D.C. Board President To Stay in Education
Saturday, August 30, 2008
D.C. State Board of Education President Robert C. Bobb, who will leave the board at the end of the year, said he plans to stay involved in education issues.
"I believe that I can play a greater role in the larger arena of public education," he said. "That's what I intend to do, and I will absolutely keep my hands in the mix, both locally and nationally."
Although Bobb decided earlier this week not to seek reelection, he said he has few regrets about the work the board has done. Still, Bobb, dressed in a baseball cap, business casual and brown cowboy boots as he talked over coffee, longed for the work he has not been able to do during his almost two years on the board.
"I know that in public education, being on the ground, in the trenches, is in my heart, in my soul, and that's why I ran to be president of the school board," Bobb said.
When Bobb was elected in 2006, he became the high-profile president of a local school board with control over day-to-day operations and the authority to approve the schools budget and hire and fire the superintendent. After Mayor Adrian M. Fenty (D) took over the schools last year and appointed Michelle A. Rhee chancellor, the board's role changed dramatically. Suddenly, Bobb was head of a board with responsibility to establish teaching standards but with little control over daily school life.
Bobb said the transition brought frustrations but left him satisfied with the work the board has accomplished. "It's been an important year," he said.
The board approved new standards for health education, home schooling, teacher quality and special education. But it has had to sit back as Rhee pursued her aggressive reforms. Bobb met Rhee for a meal the day after she became chancellor and had a only few more meetings with her.
"I believe that the chancellor is taking the appropriate approach in turning the entire organization upside down," Bobb said. "We would like to have had a little bit more involvement" in the reforms, especially ones involving the budget.
Bobb came to the District in 2003 as a high-profile pick for city administrator by then-Mayor Anthony A. Williams (D). He had previously served as city manager of Oakland, Calif., Richmond and several other cities. He was well-regarded, but he resigned in 2006 to run for the school board.
"The connection between education and public life has always been part of who I am," he said, mentioning his rural Louisiana upbringing. Education "was my way out," Bobb said, and running for school board "was just a natural progression."
Bobb said he has enjoyed the board's regulatory role and has been fortunate to work with people who get along. He says he is concerned about problems that could arise when the board, a mix of elected and appointed members, becomes an all-elected board next year. For example, the school board president, previously elected by voters, will be selected by the board members. That process, Bobb said, might cause tensions.
"My fear is that . . . it's going to become less policy-focused and more political," he said. "We've proved that we can appoint people to the board, and they can be great members."
Meanwhile, Bobb looks forward to the rest of the year's work, although he missed Wednesday's board meeting due to a business conflict.

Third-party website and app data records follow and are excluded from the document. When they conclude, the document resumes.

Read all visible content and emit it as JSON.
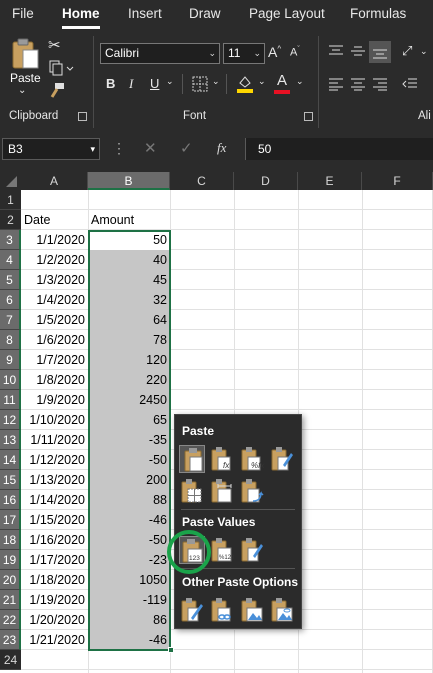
{
  "ribbon": {
    "tabs": [
      "File",
      "Home",
      "Insert",
      "Draw",
      "Page Layout",
      "Formulas"
    ],
    "paste_label": "Paste",
    "group_clipboard": "Clipboard",
    "group_font": "Font",
    "group_alignment_partial": "Ali",
    "font_name": "Calibri",
    "font_size": "11",
    "font_grow": "A",
    "font_shrink": "A",
    "bold": "B",
    "italic": "I",
    "underline": "U",
    "font_color_letter": "A",
    "highlight_color": "#ffd700",
    "font_color": "#e81123"
  },
  "formula_bar": {
    "name_box": "B3",
    "fx_label": "fx",
    "value": "50"
  },
  "grid": {
    "columns": [
      "A",
      "B",
      "C",
      "D",
      "E",
      "F"
    ],
    "rows": [
      "1",
      "2",
      "3",
      "4",
      "5",
      "6",
      "7",
      "8",
      "9",
      "10",
      "11",
      "12",
      "13",
      "14",
      "15",
      "16",
      "17",
      "18",
      "19",
      "20",
      "21",
      "22",
      "23",
      "24"
    ],
    "header_date": "Date",
    "header_amount": "Amount",
    "dates": [
      "1/1/2020",
      "1/2/2020",
      "1/3/2020",
      "1/4/2020",
      "1/5/2020",
      "1/6/2020",
      "1/7/2020",
      "1/8/2020",
      "1/9/2020",
      "1/10/2020",
      "1/11/2020",
      "1/12/2020",
      "1/13/2020",
      "1/14/2020",
      "1/15/2020",
      "1/16/2020",
      "1/17/2020",
      "1/18/2020",
      "1/19/2020",
      "1/20/2020",
      "1/21/2020"
    ],
    "amounts": [
      "50",
      "40",
      "45",
      "32",
      "64",
      "78",
      "120",
      "220",
      "2450",
      "65",
      "-35",
      "-50",
      "200",
      "88",
      "-46",
      "-50",
      "-23",
      "1050",
      "-119",
      "86",
      "-46"
    ],
    "selection_color": "#1e7145"
  },
  "paste_menu": {
    "section_paste": "Paste",
    "section_values": "Paste Values",
    "section_other": "Other Paste Options",
    "values_badge": "123",
    "highlight_color": "#1aa34a"
  }
}
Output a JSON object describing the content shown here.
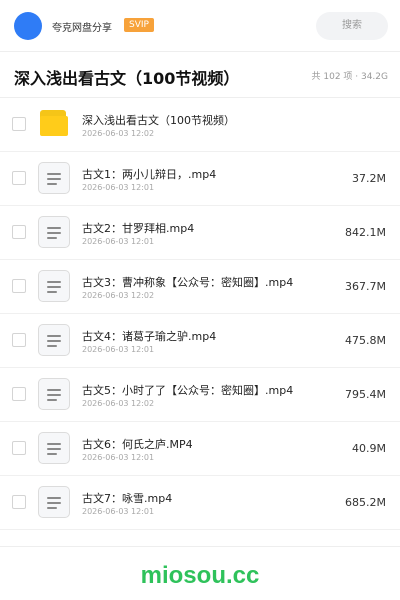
{
  "header": {
    "share_name": "夸克网盘分享",
    "vip_badge": "SVIP",
    "search_label": "搜索"
  },
  "title_bar": {
    "title": "深入浅出看古文（100节视频）",
    "summary": "共 102 项 · 34.2G"
  },
  "files": [
    {
      "name": "深入浅出看古文（100节视频）",
      "date": "2026-06-03 12:02",
      "size": "",
      "icon": "folder-icon"
    },
    {
      "name": "古文1：两小儿辩日，.mp4",
      "date": "2026-06-03 12:01",
      "size": "37.2M",
      "icon": "document-icon"
    },
    {
      "name": "古文2：甘罗拜相.mp4",
      "date": "2026-06-03 12:01",
      "size": "842.1M",
      "icon": "document-icon"
    },
    {
      "name": "古文3：曹冲称象【公众号：密知圈】.mp4",
      "date": "2026-06-03 12:02",
      "size": "367.7M",
      "icon": "document-icon"
    },
    {
      "name": "古文4：诸葛子瑜之驴.mp4",
      "date": "2026-06-03 12:01",
      "size": "475.8M",
      "icon": "document-icon"
    },
    {
      "name": "古文5：小时了了【公众号：密知圈】.mp4",
      "date": "2026-06-03 12:02",
      "size": "795.4M",
      "icon": "document-icon"
    },
    {
      "name": "古文6：何氏之庐.MP4",
      "date": "2026-06-03 12:01",
      "size": "40.9M",
      "icon": "document-icon"
    },
    {
      "name": "古文7：咏雪.mp4",
      "date": "2026-06-03 12:01",
      "size": "685.2M",
      "icon": "document-icon"
    }
  ],
  "watermark": "miosou.cc",
  "colors": {
    "accent": "#2f7cf6",
    "vip": "#f7a23a",
    "folder": "#ffcc1a",
    "watermark": "#2fc25b"
  }
}
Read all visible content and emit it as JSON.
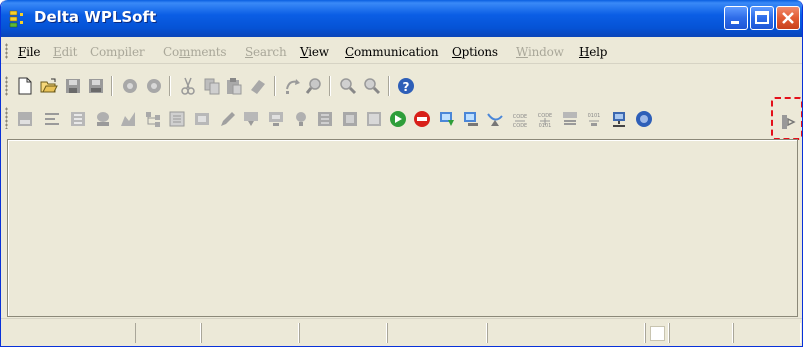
{
  "window": {
    "title": "Delta WPLSoft",
    "accent": "#0553D6"
  },
  "menubar": {
    "items": [
      {
        "label": "File",
        "ul": "F",
        "rest": "ile",
        "enabled": true
      },
      {
        "label": "Edit",
        "ul": "E",
        "rest": "dit",
        "enabled": false
      },
      {
        "label": "Compiler",
        "ul": "",
        "rest": "Compiler",
        "enabled": false
      },
      {
        "label": "Comments",
        "pre": "Co",
        "ul": "m",
        "rest": "ments",
        "enabled": false
      },
      {
        "label": "Search",
        "ul": "S",
        "rest": "earch",
        "enabled": false
      },
      {
        "label": "View",
        "ul": "V",
        "rest": "iew",
        "enabled": true
      },
      {
        "label": "Communication",
        "ul": "C",
        "rest": "ommunication",
        "enabled": true
      },
      {
        "label": "Options",
        "ul": "O",
        "rest": "ptions",
        "enabled": true
      },
      {
        "label": "Window",
        "ul": "W",
        "rest": "indow",
        "enabled": false
      },
      {
        "label": "Help",
        "ul": "H",
        "rest": "elp",
        "enabled": true
      }
    ]
  },
  "toolbar1": [
    "new-file-icon",
    "open-folder-icon",
    "save-icon",
    "save-all-icon",
    "undo-icon",
    "redo-icon",
    "cut-icon",
    "copy-icon",
    "paste-icon",
    "eraser-icon",
    "go-to-icon",
    "find-icon",
    "zoom-in-icon",
    "zoom-out-icon",
    "help-icon"
  ],
  "toolbar2": [
    "ladder-diagram-icon",
    "instruction-list-icon",
    "sfc-icon",
    "edit-mode-icon",
    "chart-icon",
    "tree-icon",
    "device-monitor-icon",
    "memory-icon",
    "pencil-icon",
    "write-plc-icon",
    "read-plc-icon",
    "bulb-icon",
    "register-icon",
    "register-edit-icon",
    "device-icon",
    "start-icon",
    "stop-icon",
    "download-icon",
    "upload-icon",
    "satellite-icon",
    "code-convert-icon",
    "code-compile-icon",
    "code-list-icon",
    "binary-code-icon",
    "network-icon",
    "info-icon",
    "communication-setting-icon"
  ],
  "statusbar": {
    "panels": [
      "",
      "",
      "",
      "",
      "",
      "",
      "",
      ""
    ]
  },
  "highlight": {
    "target": "communication-setting-icon",
    "color": "#E3101A"
  }
}
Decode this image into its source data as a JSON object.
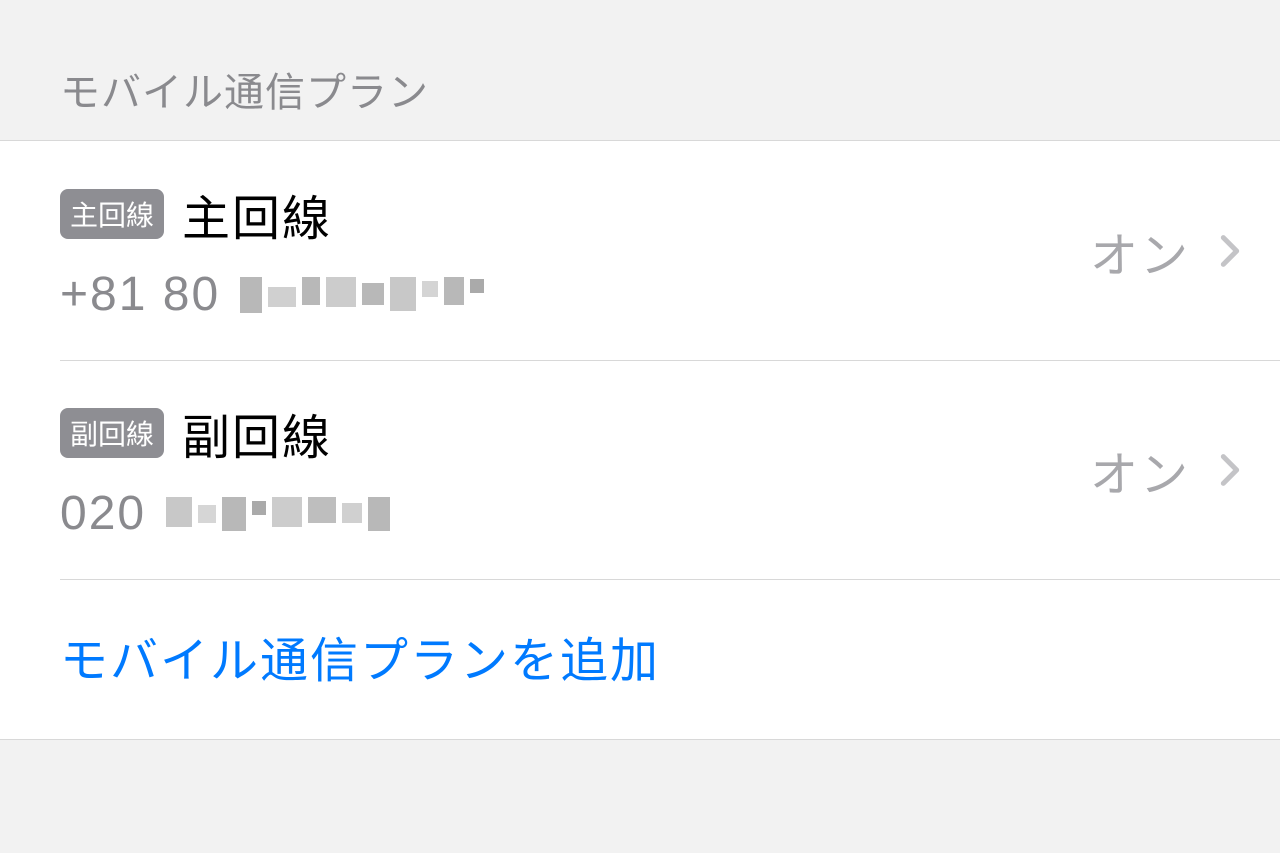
{
  "section_header": "モバイル通信プラン",
  "lines": [
    {
      "badge": "主回線",
      "name": "主回線",
      "phone_prefix": "+81 80",
      "status": "オン"
    },
    {
      "badge": "副回線",
      "name": "副回線",
      "phone_prefix": "020",
      "status": "オン"
    }
  ],
  "add_plan_label": "モバイル通信プランを追加"
}
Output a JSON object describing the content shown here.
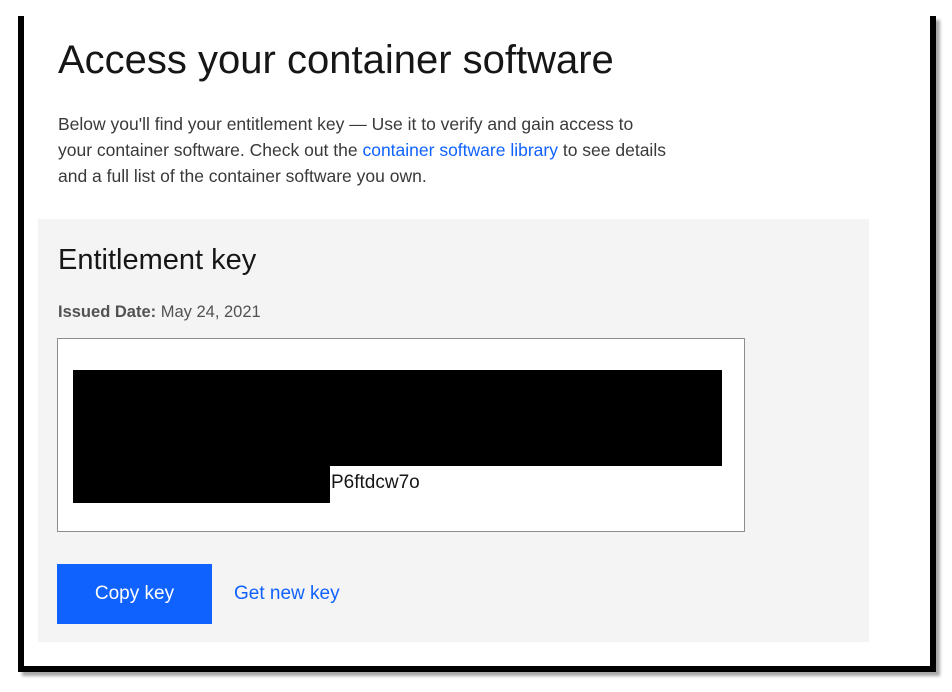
{
  "page": {
    "title": "Access your container software",
    "intro_before_link": "Below you'll find your entitlement key — Use it to verify and gain access to your container software. Check out the ",
    "intro_link": "container software library",
    "intro_after_link": " to see details and a full list of the container software you own."
  },
  "entitlement": {
    "title": "Entitlement key",
    "issued_label": "Issued Date:",
    "issued_value": " May 24, 2021",
    "key_visible_suffix": "P6ftdcw7o"
  },
  "actions": {
    "copy_label": "Copy key",
    "new_key_label": "Get new key"
  },
  "colors": {
    "accent": "#0f62fe",
    "card_background": "#f4f4f4",
    "text_primary": "#161616"
  }
}
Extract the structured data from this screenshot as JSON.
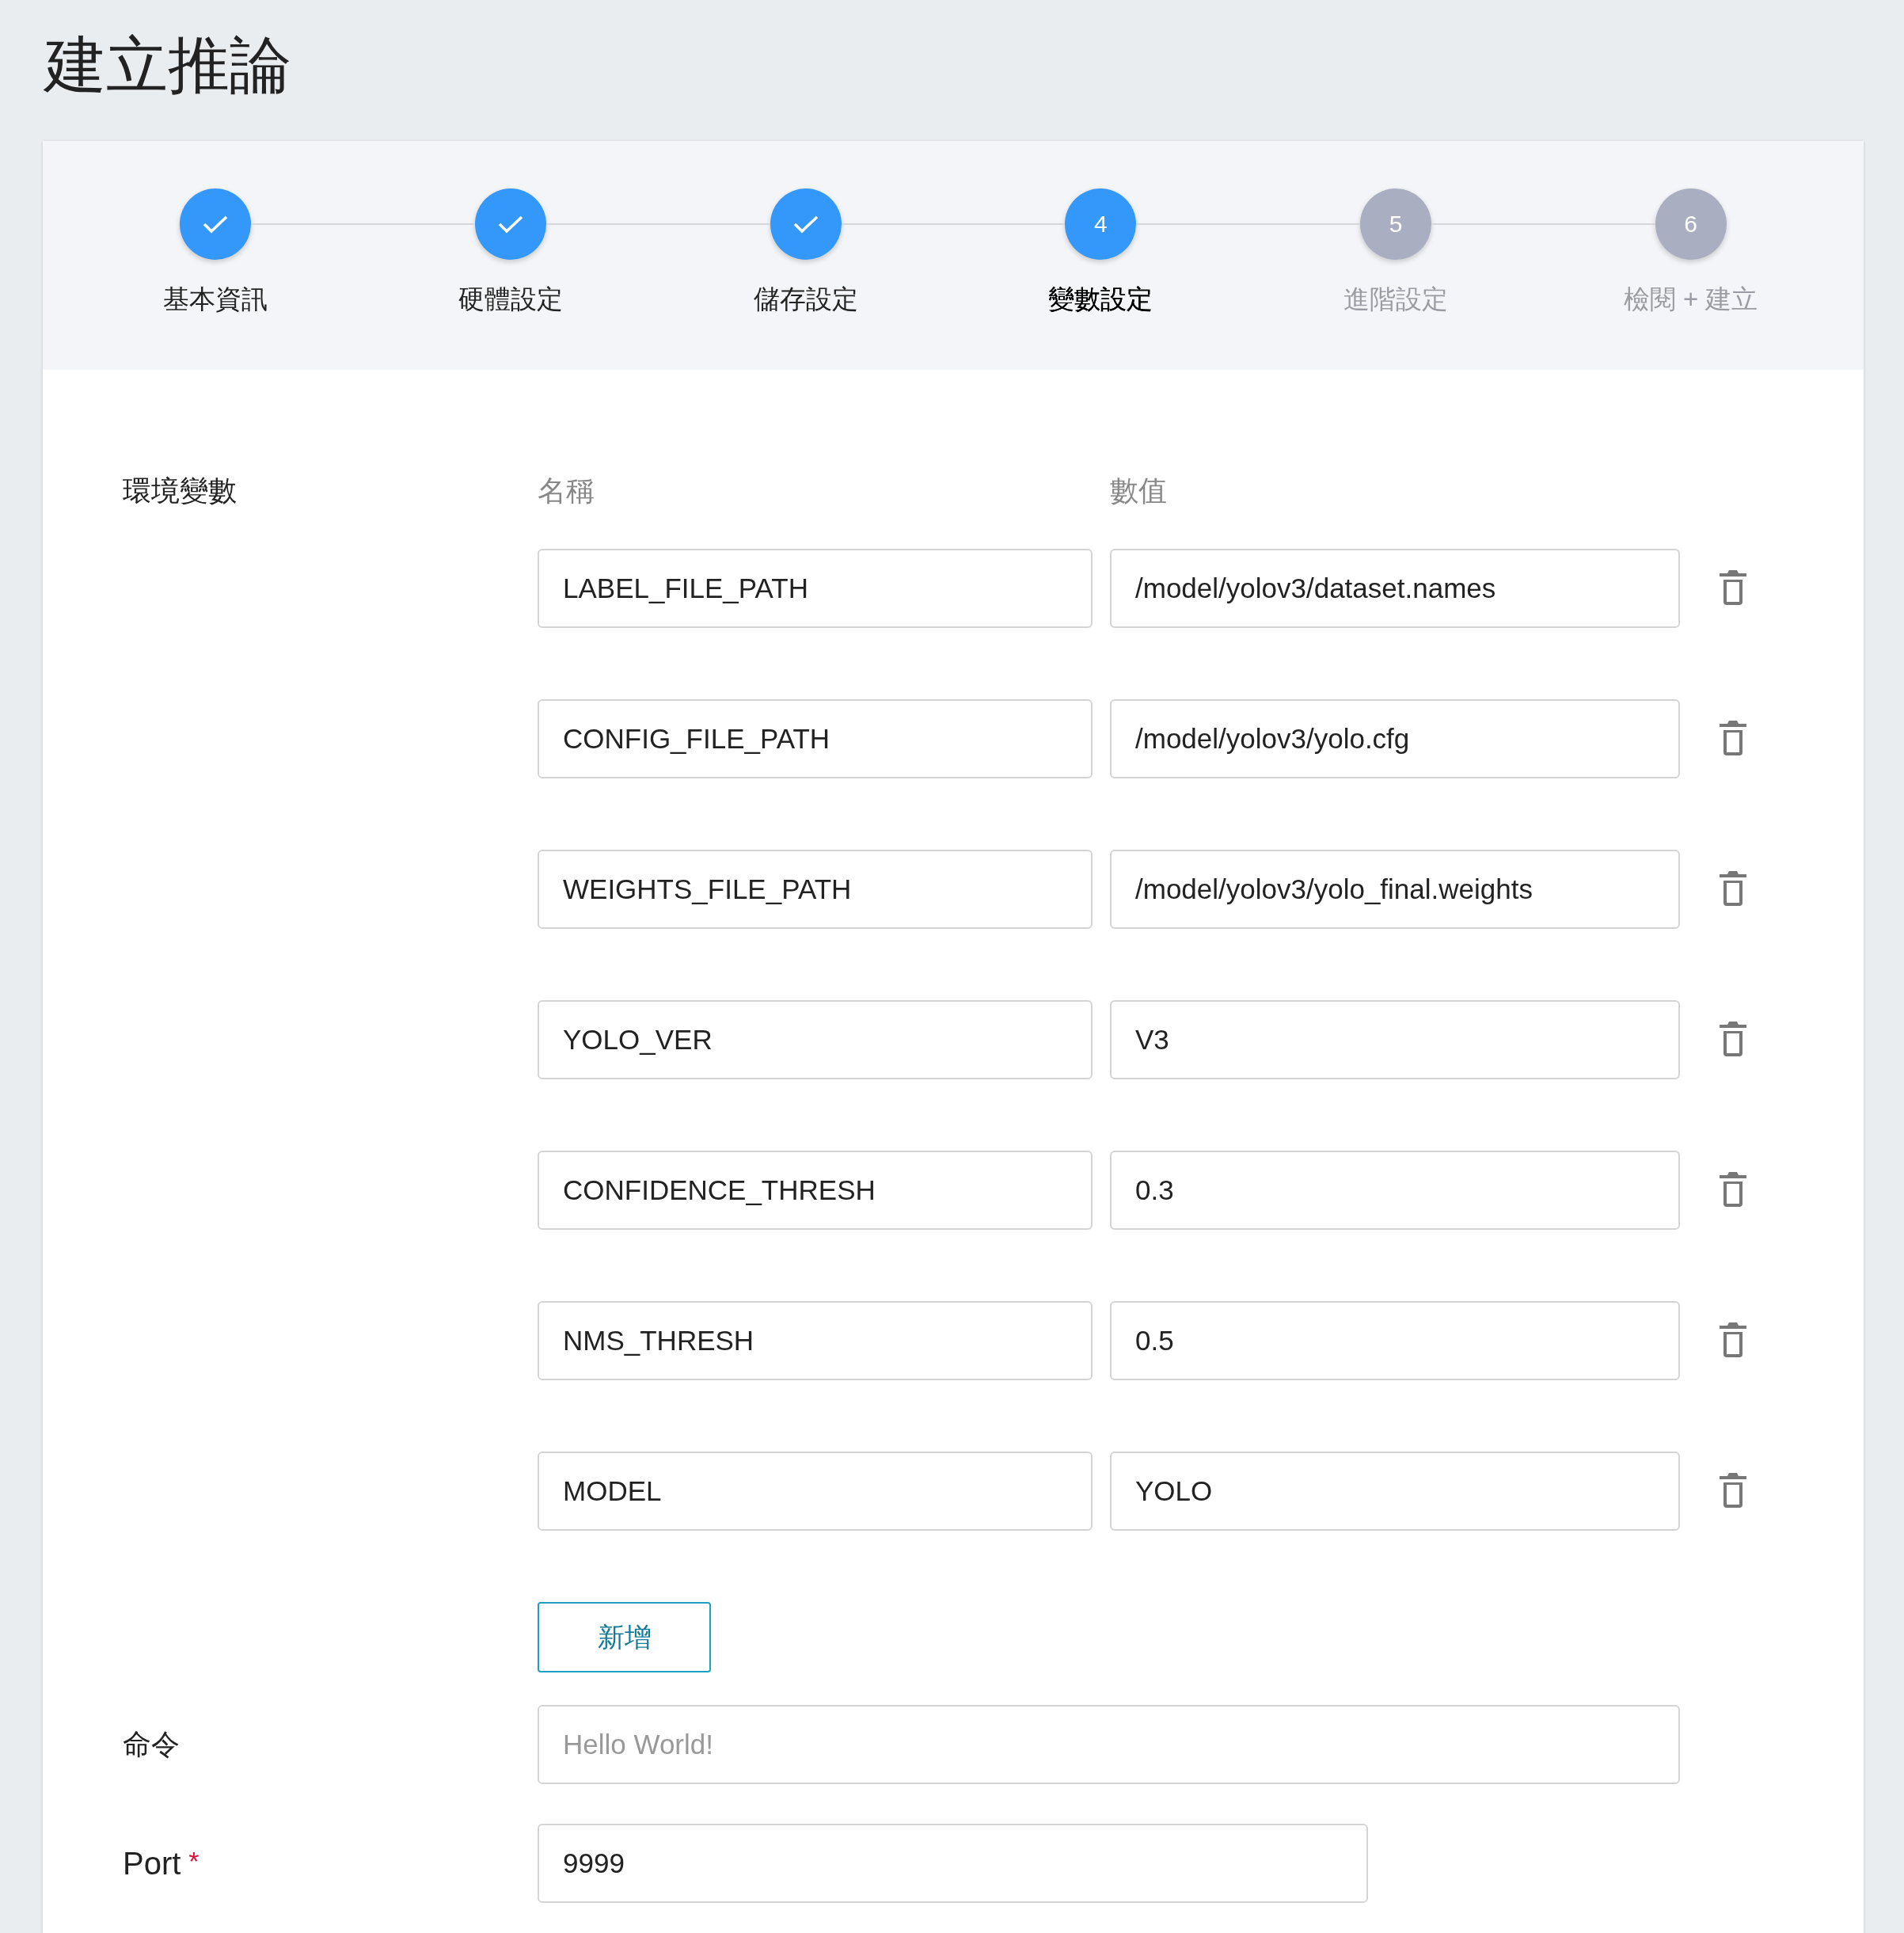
{
  "page_title": "建立推論",
  "steps": [
    {
      "label": "基本資訊",
      "completed": true,
      "selected": false
    },
    {
      "label": "硬體設定",
      "completed": true,
      "selected": false
    },
    {
      "label": "儲存設定",
      "completed": true,
      "selected": false
    },
    {
      "number": "4",
      "label": "變數設定",
      "completed": false,
      "selected": true
    },
    {
      "number": "5",
      "label": "進階設定",
      "completed": false,
      "selected": false
    },
    {
      "number": "6",
      "label": "檢閱 + 建立",
      "completed": false,
      "selected": false
    }
  ],
  "env_section": {
    "label": "環境變數",
    "name_header": "名稱",
    "value_header": "數值",
    "rows": [
      {
        "name": "LABEL_FILE_PATH",
        "value": "/model/yolov3/dataset.names"
      },
      {
        "name": "CONFIG_FILE_PATH",
        "value": "/model/yolov3/yolo.cfg"
      },
      {
        "name": "WEIGHTS_FILE_PATH",
        "value": "/model/yolov3/yolo_final.weights"
      },
      {
        "name": "YOLO_VER",
        "value": "V3"
      },
      {
        "name": "CONFIDENCE_THRESH",
        "value": "0.3"
      },
      {
        "name": "NMS_THRESH",
        "value": "0.5"
      },
      {
        "name": "MODEL",
        "value": "YOLO"
      }
    ],
    "add_button": "新增"
  },
  "command": {
    "label": "命令",
    "placeholder": "Hello World!"
  },
  "port": {
    "label": "Port",
    "required_mark": "*",
    "value": "9999"
  }
}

He is especially interested in working on programs designed to bridge "the preparation gap" for children up to age 3.
Some who have worked with Bobb will miss him.
"Bobb has always been about getting the work done," said Deborah A. Gist, the state superintendent of education. "I was looking forward to working with him."
When he leaves in December, Bobb said he plans to pursue his consulting business, which includes providing management advice to officials in Oakland, New Orleans and other cities. Bobb also plans to volunteer in local education organizations, particularly ones that focus on reading.